*Data to examine*.
:::

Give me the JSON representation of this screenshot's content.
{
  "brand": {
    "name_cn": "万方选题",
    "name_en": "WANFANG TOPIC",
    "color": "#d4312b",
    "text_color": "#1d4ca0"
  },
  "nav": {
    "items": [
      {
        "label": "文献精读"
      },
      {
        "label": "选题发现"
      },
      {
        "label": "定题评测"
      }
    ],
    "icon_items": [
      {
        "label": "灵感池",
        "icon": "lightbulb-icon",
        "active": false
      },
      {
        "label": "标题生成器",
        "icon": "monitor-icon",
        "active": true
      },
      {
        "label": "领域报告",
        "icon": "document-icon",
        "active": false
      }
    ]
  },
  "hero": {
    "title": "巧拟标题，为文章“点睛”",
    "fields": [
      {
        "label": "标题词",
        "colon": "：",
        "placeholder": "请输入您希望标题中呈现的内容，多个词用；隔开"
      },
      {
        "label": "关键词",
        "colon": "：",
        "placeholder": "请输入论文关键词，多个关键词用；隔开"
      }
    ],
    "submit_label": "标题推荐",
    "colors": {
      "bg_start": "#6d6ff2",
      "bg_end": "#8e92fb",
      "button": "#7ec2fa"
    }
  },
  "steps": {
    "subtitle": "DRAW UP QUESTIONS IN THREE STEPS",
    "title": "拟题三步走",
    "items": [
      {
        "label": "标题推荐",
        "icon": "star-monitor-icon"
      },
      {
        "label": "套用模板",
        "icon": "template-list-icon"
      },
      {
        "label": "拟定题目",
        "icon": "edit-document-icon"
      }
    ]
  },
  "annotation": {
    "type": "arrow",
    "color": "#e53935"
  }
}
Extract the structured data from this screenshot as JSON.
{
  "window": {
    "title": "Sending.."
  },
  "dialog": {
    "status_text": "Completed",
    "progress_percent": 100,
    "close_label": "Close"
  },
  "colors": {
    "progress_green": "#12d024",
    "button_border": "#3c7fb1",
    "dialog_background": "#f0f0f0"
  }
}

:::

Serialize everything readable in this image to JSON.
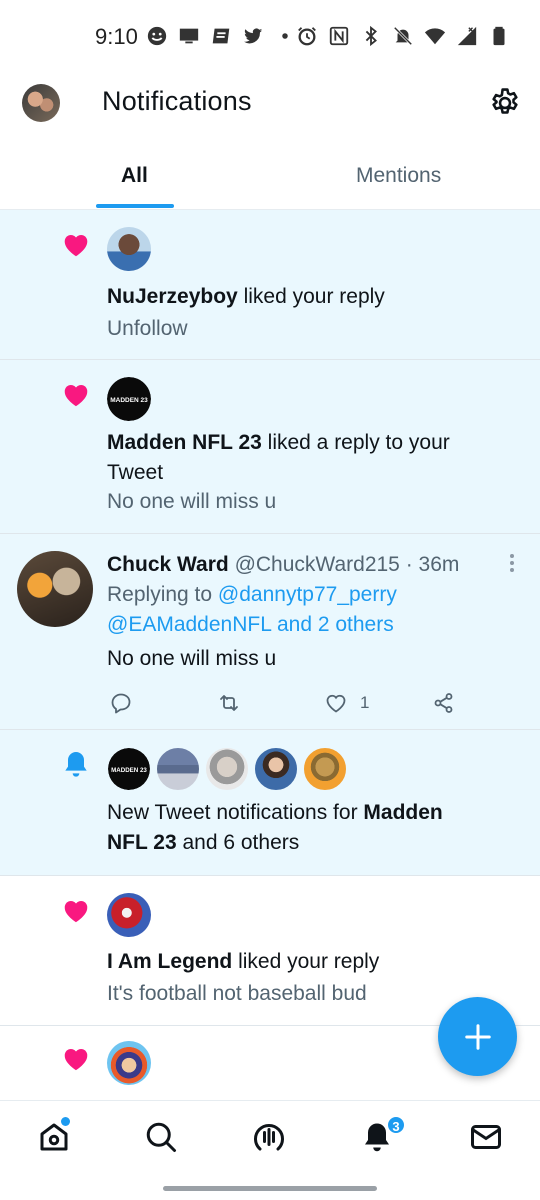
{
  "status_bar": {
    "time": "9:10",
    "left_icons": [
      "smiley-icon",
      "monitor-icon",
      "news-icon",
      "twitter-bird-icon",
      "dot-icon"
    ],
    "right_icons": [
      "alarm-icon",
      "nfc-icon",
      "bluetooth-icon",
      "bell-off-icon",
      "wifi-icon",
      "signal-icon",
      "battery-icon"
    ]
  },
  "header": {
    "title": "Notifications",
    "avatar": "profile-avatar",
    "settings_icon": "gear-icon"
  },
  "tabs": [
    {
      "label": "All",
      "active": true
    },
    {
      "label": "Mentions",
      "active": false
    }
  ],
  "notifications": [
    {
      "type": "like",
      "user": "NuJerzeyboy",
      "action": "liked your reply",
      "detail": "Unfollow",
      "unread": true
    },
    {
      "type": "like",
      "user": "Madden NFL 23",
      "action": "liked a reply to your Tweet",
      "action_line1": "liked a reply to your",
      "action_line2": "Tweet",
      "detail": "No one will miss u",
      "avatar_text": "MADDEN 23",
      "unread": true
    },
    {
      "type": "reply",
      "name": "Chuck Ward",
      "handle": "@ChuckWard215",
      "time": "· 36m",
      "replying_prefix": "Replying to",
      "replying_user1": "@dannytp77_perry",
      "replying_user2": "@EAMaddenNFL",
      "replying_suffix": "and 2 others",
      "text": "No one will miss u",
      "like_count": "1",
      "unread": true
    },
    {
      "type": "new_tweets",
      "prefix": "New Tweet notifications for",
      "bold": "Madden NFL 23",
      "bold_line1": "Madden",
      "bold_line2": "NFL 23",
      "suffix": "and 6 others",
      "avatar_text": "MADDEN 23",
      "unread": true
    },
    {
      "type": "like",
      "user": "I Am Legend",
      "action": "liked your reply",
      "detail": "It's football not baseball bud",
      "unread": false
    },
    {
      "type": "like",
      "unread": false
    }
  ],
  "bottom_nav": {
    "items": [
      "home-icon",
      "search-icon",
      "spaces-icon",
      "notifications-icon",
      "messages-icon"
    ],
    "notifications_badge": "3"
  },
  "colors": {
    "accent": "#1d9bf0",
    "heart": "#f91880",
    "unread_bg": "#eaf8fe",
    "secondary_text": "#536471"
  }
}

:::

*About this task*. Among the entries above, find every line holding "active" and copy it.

*Exercise result*.
        "active": false
        "active": true
        "active": false
      "active": true
      "active": false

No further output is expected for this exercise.